I’m calm. That might be annoying if you’re not during this pandemic. I’m trying to work out why I am and how that can help others who aren’t.
First, why am I calm? I grew up with a lot of abuse: incest, ridicule, public humiliation and so on, primarily from my mother. As a result, I have Complex PTSD and that means life-long hypervigilance. I’ve always been on high alert for danger around me, scanning the environment, other people, you name it. It’s exhausting, but it’s second nature. It also means I’ve been imagining worst-case scenarios all my life. I’m 63 = sixty years of thinking about what to do if everything goes to hell. Let me put it this way: THE ROAD was my go-to long before the book was written.
In my trauma recovery, I found the videos from NICABM helpful. Here is their latest. There I discovered Stephen Porges’ polyvagal theory and more. I’d already read Pete Walker’s Complex PTSD and Bessel van der Kolk’s The Body Keeps the Score (both excellent and highly recommended).
So what are some keys in addition to what’s already out there about limiting your news and social media exposure, structuring your days, getting fresh air, and building community online?
* Stay in your body.
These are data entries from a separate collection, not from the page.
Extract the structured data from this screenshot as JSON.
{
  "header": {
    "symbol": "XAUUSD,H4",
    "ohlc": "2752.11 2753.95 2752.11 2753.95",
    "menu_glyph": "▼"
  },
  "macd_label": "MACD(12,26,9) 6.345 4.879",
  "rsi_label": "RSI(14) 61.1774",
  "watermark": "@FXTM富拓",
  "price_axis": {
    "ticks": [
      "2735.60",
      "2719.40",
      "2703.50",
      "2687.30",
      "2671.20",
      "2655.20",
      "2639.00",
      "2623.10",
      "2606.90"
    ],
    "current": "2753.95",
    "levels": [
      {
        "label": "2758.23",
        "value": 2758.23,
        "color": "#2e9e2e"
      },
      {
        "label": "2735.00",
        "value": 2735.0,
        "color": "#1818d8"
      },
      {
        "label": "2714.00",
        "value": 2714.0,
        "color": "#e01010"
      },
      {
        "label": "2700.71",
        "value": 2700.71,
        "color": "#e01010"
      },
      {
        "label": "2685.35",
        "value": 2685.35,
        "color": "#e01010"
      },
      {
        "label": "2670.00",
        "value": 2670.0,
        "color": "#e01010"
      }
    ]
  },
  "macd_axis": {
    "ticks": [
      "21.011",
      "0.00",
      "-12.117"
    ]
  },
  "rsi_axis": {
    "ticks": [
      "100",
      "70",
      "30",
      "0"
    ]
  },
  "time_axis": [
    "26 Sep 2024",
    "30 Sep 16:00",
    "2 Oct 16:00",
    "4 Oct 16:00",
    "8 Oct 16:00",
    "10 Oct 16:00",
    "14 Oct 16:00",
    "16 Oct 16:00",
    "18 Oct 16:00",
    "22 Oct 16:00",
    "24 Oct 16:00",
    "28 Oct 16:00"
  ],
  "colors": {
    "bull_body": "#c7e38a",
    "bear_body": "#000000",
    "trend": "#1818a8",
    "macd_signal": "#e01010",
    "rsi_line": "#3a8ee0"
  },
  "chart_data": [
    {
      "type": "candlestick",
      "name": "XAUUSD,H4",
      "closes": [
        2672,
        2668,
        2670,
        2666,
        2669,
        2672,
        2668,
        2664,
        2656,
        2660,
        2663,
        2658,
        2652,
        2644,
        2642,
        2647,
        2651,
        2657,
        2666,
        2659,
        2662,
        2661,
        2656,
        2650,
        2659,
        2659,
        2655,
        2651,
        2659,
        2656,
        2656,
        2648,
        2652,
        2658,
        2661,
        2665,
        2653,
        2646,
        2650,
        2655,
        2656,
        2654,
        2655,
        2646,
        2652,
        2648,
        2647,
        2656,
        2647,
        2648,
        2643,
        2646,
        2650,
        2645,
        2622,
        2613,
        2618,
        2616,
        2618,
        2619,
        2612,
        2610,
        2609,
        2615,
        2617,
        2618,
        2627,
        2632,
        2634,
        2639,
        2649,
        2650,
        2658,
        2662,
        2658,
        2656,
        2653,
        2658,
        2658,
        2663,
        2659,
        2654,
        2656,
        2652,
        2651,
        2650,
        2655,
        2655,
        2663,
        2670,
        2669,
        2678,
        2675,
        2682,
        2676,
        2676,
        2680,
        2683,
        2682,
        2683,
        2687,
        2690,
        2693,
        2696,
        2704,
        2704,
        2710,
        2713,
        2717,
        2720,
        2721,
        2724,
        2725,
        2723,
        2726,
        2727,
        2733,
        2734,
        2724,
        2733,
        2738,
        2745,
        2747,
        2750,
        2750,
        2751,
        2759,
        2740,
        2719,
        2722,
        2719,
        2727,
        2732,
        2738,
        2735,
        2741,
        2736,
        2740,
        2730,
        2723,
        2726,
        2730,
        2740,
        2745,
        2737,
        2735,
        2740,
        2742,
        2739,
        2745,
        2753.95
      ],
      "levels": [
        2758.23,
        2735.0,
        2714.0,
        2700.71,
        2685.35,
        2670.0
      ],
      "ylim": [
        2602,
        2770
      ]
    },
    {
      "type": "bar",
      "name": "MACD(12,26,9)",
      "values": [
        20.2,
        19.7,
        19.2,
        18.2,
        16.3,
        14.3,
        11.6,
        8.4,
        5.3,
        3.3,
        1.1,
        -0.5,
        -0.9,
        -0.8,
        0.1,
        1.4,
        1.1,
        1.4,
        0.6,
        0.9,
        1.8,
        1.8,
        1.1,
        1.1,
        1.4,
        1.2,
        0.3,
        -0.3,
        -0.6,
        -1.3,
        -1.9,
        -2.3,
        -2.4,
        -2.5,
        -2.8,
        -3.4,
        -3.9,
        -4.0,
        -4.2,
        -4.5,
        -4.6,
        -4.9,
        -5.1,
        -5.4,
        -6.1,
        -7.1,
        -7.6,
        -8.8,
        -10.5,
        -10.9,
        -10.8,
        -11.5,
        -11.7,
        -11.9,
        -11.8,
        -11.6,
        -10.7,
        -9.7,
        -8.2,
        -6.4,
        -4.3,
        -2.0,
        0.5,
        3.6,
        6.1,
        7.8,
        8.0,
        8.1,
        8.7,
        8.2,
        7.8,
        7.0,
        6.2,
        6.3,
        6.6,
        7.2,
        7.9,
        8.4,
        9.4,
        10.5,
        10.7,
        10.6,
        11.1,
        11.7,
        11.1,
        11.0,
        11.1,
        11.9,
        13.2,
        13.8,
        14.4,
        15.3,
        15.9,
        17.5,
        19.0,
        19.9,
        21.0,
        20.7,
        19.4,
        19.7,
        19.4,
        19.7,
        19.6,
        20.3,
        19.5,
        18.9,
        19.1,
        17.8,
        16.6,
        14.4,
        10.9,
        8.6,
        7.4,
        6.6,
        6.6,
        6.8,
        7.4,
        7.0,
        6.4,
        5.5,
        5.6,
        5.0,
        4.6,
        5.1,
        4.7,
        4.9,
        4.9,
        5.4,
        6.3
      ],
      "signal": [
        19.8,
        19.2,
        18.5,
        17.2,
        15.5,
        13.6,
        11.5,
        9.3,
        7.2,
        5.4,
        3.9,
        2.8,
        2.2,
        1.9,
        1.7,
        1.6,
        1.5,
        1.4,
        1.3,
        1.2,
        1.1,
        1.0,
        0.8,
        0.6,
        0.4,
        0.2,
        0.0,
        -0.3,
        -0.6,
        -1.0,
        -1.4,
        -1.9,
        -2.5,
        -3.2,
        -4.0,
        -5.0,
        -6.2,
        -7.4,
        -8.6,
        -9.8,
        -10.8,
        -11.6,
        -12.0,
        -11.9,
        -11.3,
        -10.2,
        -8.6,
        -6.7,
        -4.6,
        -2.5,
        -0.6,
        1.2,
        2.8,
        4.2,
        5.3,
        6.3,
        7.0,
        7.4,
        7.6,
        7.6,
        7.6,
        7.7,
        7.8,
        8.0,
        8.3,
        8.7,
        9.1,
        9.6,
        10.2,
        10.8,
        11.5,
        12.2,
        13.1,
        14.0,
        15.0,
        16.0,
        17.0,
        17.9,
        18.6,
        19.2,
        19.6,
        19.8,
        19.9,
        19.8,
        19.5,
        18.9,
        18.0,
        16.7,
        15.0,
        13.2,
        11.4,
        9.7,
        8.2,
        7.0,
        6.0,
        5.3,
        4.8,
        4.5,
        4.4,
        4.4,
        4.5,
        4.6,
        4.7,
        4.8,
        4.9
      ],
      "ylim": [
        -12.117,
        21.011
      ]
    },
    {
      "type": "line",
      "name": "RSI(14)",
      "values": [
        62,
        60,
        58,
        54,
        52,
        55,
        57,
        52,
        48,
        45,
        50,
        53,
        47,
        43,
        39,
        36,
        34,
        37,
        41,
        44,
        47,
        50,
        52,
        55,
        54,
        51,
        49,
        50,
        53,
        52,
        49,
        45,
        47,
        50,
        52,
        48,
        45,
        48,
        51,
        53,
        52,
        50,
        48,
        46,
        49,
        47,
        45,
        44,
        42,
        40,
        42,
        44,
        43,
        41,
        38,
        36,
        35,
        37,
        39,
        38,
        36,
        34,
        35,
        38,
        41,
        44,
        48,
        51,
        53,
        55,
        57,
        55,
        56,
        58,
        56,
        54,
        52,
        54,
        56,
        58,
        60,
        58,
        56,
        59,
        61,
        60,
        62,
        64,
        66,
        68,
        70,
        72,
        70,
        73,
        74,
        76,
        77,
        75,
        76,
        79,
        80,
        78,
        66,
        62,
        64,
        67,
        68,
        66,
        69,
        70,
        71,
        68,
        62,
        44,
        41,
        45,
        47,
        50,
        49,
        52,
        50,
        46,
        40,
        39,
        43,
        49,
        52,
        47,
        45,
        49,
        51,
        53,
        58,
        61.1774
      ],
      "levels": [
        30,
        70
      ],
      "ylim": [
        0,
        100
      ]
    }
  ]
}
Use grounding exercises – there are thousands on YouTube. Some are more woo woo and some are more concrete ones if chakras and cords aren’t your thing. Watch Donna Eden’s energy work. Try her 5 min routine to start your morning and see if it makes a difference for you. The key to my trauma recovery was to learn to reinhabit my body after decades of dissociating. I cannot emphasize enough how important this is.
* Stay present as much as possible. This is where mindfulness practice shines. When you eat, take your time, take extra time! Use all of your senses when preparing and enjoying your food from the sound of bubbling, maybe the sun through a window shining on your plate or candlelight, the smell, how many different tastes you can identify, the feel of different textures. Suggested reading or viewing: SALT FAT ACID HEAT
* Breath work. This helps with grounding. If you’ve had trauma, especially over time, chances are you hold your breath a lot. Breath is key to so much in the body and polyvagal theory explains the benefit of the long slow exhale.
* Practice limiting negative self-talk and runaway thoughts. You can literally say STOP when you notice it happening or you can go the other direction and set a time for 3 or 5 minutes and let yourself fully indulge, but you must stop when the time goes off.
* Journal. Get out your worst fears, worries, irritations, frustration on paper. Balance it out with an equal or greater amount of gratitude.
* More gratitude. If you are sheltering in place with others, go around the table and say three things you’re grateful for at dinner every evening. You can only use food-clothing-shelter once, maybe the first day, then stretch yourself! If you’re alone, set it up online or by phone with friends. If for some reason that’s not an option, yell it out your window. I’m not kidding! There was a guy singing something at the top of his lungs – at first it sounded like a fight was starting up the street, but he was alone with headphones on. No judgment (cut down on the judge-y stuff while we’re at it) – do what works (at least six feet from the rest of us).
* If you do not love yourself, this is the time to learn how. If you have pain in your body, ask it what it is and why it’s there, then sit quietly and listen. There are lots of self-care lists out there. Pick on and do one a day. Repeat until the self-hatred loosens. Act as if until you can feel it for real. Do your shadow work: read Robert Johnson’s book. Do your Inner Child work. Change the stories you tell yourself about who you are and why you do what you do. If you’ve been blaming others for a long time, it’s going to be difficult. Do it anyway.
* Give to others as much as you can. Money is going to be tight for awhile. If you’re in a good position, donate to your local food bank or favorite charity. Send takeout or a grocery order or Amazon gift baskets to your local hospital for the health care workers. They cannot get out often to get fresh fruits and veggies and when they do (see the teary nurse on Twitter), markets may be sold out. If you cannot give money, give encouragement, give wisdom, give advice. You have an expertise so offer it up! If this continues for a long time, people are going to need advice on how to pivot, how to redo a resume, how to keep going, how to homeschool, how to garden, can fruits and veggies, cut their own hair, trim their pets’ nails, how to dance! and more.
That’s it for now. I’m running around after my 11-month-old grandson full-time during the week and he’s gone back to waking up during the night now and then. Will be back when I can. 😴